So this week, we're going to address the golden question - what's it going to cost me to have the website of my dreams?
You know what you need, but now you have to know what you need to budget and whether you'll get value for money - or even whether you can afford the spend at all.
Let's start by talking purely about the cash...
See that piece of string over there?
Ok, we're being facetious - but the answer to this question can be vastly different for each and every project. The 2 key things that will make the largest impact on the cost will be scope and risk. Lets break these down:
So it's clear - both these factors will have the biggest effect on the cost. That and of course finding a web team who you feel are the right team for the job (see part 2 of this series), and whose daily rate seems reasonable to you for the value and skills they provide.
But there's a third key piece you need to consider which will put that cost in context. The all-important 'ROI', or 'Return On Investment'.
The question should really be, "How long will it take for me to see a return on my investment?"
If you know your requirements, and you are clear about what the absolute key problems are that your website needs to solve (you should be after part 1 of this series!), then you can start talking about value, rather than cost. So the question should really be, "How long will it take for me to see a return on my investment?". That return will relate directly to the business goals for your website, which we outlined right at the beginning of this series. It depends how much you have available to invest, all web agencies will appreciate that - but essentially it comes down to how well you understand your requirements and what you think the growth generated by the website will be, versus the cost.

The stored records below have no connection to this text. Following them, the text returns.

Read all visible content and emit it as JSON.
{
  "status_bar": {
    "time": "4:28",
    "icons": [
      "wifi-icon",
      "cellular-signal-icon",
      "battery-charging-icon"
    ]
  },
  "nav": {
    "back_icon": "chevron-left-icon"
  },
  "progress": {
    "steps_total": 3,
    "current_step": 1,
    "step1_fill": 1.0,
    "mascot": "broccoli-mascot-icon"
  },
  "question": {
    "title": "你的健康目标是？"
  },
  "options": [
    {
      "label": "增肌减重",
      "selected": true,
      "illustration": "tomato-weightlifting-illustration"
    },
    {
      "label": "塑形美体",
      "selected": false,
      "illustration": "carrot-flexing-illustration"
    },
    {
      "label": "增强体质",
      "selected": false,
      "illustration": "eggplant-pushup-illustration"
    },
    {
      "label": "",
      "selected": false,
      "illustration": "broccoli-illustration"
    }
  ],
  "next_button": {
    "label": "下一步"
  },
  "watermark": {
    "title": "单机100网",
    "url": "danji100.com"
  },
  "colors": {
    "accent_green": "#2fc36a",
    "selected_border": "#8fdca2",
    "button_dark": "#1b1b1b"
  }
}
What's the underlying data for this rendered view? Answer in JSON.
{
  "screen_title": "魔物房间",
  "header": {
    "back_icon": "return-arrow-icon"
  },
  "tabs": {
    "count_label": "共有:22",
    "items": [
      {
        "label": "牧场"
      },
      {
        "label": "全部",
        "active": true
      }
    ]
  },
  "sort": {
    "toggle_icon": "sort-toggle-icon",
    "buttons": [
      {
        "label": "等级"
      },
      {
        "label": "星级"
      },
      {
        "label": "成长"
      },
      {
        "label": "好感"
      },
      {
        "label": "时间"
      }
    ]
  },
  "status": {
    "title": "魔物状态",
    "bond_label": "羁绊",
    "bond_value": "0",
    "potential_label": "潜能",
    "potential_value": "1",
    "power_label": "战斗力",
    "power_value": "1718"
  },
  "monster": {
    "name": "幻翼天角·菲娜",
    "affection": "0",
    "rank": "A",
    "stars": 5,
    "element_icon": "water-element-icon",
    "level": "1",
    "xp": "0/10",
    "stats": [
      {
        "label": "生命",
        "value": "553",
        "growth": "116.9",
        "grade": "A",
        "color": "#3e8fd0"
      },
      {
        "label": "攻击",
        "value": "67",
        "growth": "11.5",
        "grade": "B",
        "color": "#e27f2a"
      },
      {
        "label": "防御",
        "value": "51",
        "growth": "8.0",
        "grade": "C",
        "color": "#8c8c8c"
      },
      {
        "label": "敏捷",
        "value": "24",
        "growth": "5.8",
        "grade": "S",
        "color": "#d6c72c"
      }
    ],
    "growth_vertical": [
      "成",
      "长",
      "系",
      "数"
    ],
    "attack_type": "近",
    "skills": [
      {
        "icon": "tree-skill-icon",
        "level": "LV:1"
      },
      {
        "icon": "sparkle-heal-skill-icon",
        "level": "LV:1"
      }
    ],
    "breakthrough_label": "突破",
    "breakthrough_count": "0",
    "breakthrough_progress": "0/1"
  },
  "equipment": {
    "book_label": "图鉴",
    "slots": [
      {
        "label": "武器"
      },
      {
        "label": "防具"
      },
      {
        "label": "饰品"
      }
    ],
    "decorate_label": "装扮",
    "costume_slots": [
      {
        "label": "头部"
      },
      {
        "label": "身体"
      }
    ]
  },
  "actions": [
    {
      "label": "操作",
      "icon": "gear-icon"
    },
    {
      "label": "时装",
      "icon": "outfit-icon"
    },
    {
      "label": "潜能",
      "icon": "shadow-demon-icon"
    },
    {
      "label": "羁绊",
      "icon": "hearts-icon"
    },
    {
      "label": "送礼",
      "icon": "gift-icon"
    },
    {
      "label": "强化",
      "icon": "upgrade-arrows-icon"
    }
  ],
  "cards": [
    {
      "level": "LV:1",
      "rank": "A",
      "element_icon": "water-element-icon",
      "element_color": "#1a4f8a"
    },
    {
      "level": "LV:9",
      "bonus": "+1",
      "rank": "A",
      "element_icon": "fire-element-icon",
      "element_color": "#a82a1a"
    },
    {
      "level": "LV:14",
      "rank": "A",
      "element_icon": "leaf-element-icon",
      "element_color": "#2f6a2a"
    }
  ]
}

Here are three examples (descriptions and data have been changed to protect the innocent… but % increases are the same!).
Example 1: This model shows the 'before' and 'after' for the creation of a small, simple, re-designed and re-branded responsive 5 page website, with basic news, case study and FAQ capabilities, search engine optimised.
Example 2: This model shows the 'before' and 'after' for the creation of a re-vamped, responsive catalogue website with some additional pieces of functionality such as detailed search engine optimisation, advanced product finder and downloadable materials.
Example 3: This model shows the 'before' and 'after' for the creation of a mission-critical internal back-office system which stores, shares and gives easy, secure access to pdf documents and a large database of other information, enables bookings, entering of reports, allows review and comments, and alerts users to upcoming actions.
Your budget really could be anything. We have seen very simple sites executed brilliantly, and for some, a simple site is enough. For some, having an online catalogue of products, or a full e-commerce capability, or even just making their website more user-friendly and responsive for mobiles has given a lift in sales that has paid for the website several times over within the first 6 months. We have also seen a variety of sites start simply, and grow in complexity over time into really powerful, mission-critical systems, that paid for themselves in savings to the business with each new piece of functionality. Scope and risk will determine the cost, but this should be balanced against the growth your web project will bring you over a period of time. Be clear on what value you want to drive, be realistic about what your requirements are and what your measures of success are, and set a timeframe within which you expect to start seeing the dividends... and monitor them.
One additional and important thing to consider is this - what is the ongoing detrimental effect to you and your business if you don't invest enough in your web presence, especially if it's not responsive for mobile devices? How many customers could you be losing to your competitors if they are frustrated with your website but can easily use someone else's? How many customers simply don't know that you exist because you aren't appearing as you should be in Google searches?
And this leads us nicely into our final installment next week... what happens if you wait too long and don't prioritise your own website. See you next time!